All of which makes it impossible to claim that women’s magazines have represented emancipation and liberation; but it would be churlish not to recognise the freedom with which they have ranged beyond their remit. As it happens, my favourite discovery in the archive was an article by a male author in an 1898 issue of The Woman at Home, a hugely successful periodical founded by a man, William Robertson Nicoll, though he remained invisible, while ‘Annie Swan’, a pseudonym for the successful novelist, Mrs Burnett Smith, presided over each issue with her editorials and advice columns. The journalist was Clement Shorter, an avid collector of Bronte manuscripts and close friend of Nicoll’s; presumably this explains why it was in The Woman at Home, rather than an academic journal or national newspaper, that Shorter chose to reveal his discovery of two poems by Charlotte Bronte, written immediately after the deaths of her sisters Emily and Anne. The magazine also printed the first facsimiles of the handwritten originals of these and other Bronte poems, and when by chance I came across them in the archive of the Women’s Library, it was with the astonished thrill of knowing that they would be important clues to literary detectives and academics attempting to solve the puzzle of missing Bronte manuscripts.

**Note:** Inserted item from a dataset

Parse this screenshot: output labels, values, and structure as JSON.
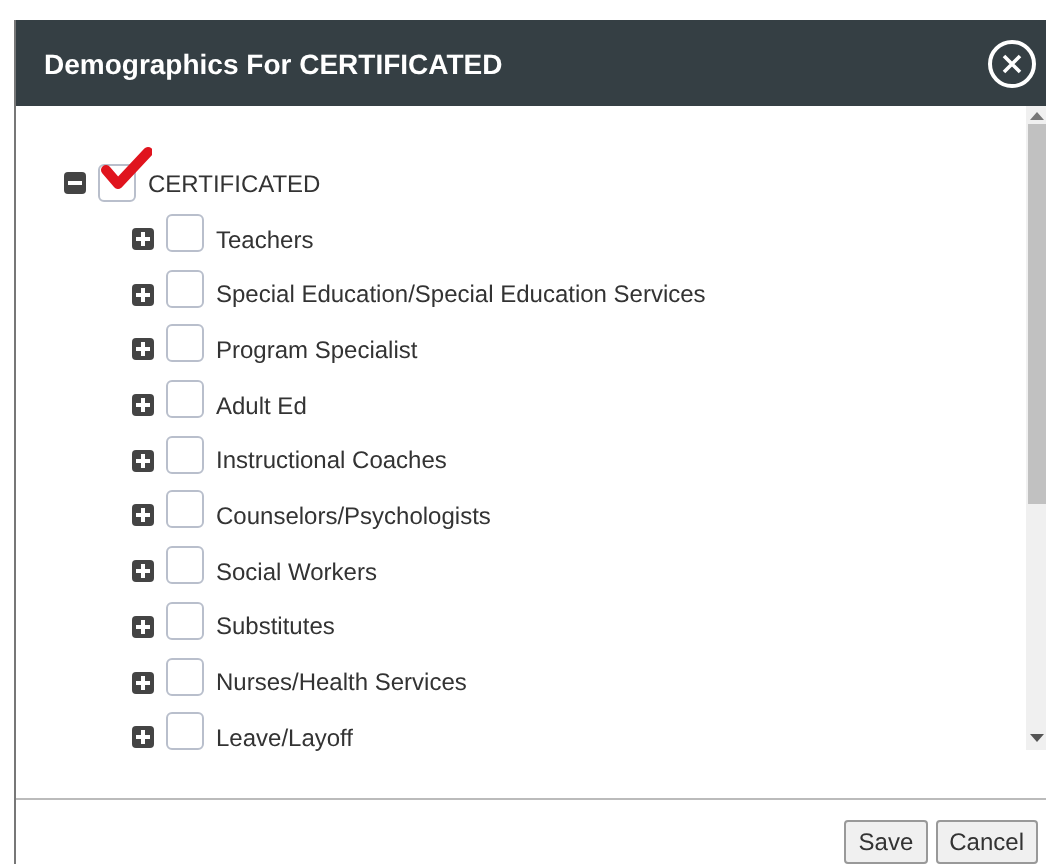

If there is a moral in this – and women’s magazines tend to search for morals, as well as meaning, in the chaos of ordinary life – it is that one should beware of dismissing these magazines as being meaningless. What seems to be irrelevant might just turn out to be important; and even if it isn’t, why feel compelled to hide your favourite magazine under the bed?

Sunday, 2 November 2008

Bibliotherapy: What to read when you feel shut out in the cold


The sad story of ‘The Little Match Girl’ by Hans Christian Andersen might seem like a perverse recommendation as the temperature drops and heating bills soar; for this is the tale of a child who freezes to death on a winter’s night, after trying to warm herself by lighting matches.

But as is often the case with Anderson, the tale is a subtle one, written as much for an adult audience as children. Like much of his best-known work, it reflects his own unhappy past, and his continuing sense of himself as an ungainly outsider – The Ugly Duckling or The Little Mermaid – locked out from human warmth and love. The only son of a cobbler and a washerwoman, he grew up isolated and bullied in a provincial Danish town. At 14, he set off for Copenhagen, hoping to make a new life for himself; once there, he was as starving and freezing as the Little Match Girl.

His imagination was to be the saving of him, the spark that set alight his story-telling; just like his heroine, who sees marvellous scenes in the tiny flames of the matches that no one would buy from her – a roast goose that walks, a Christmas tree with a thousand candles, rising up into the stars. When she dies, born aloft by her spirit of her dead grandmother to the radiance of heaven, the Little Match Girl escapes a cruel and heartless world: “No one knew what beauty she had seen…”

The world did come to recognise Andersen, yet for all his fame and riches, he remained uncertain of his place within it; and his awkwardness made him unwelcome. “He was certainly something of an ‘oddity’,” recalled Henry Dickens, the novelist’s son, after Andersen had come to stay during a trip to England, “so much so that the small boys of the family rather laughed at him behind his back.” Charles Dickens never wrote to him again, and the invitation was not repeated (the visit ‘seemed to the family AGES,’ said Dickens). So Hans Christian Andersen returned to Copenhagen, where he continued to tell his stories of ice and snow, still seeking to warm cold hearts.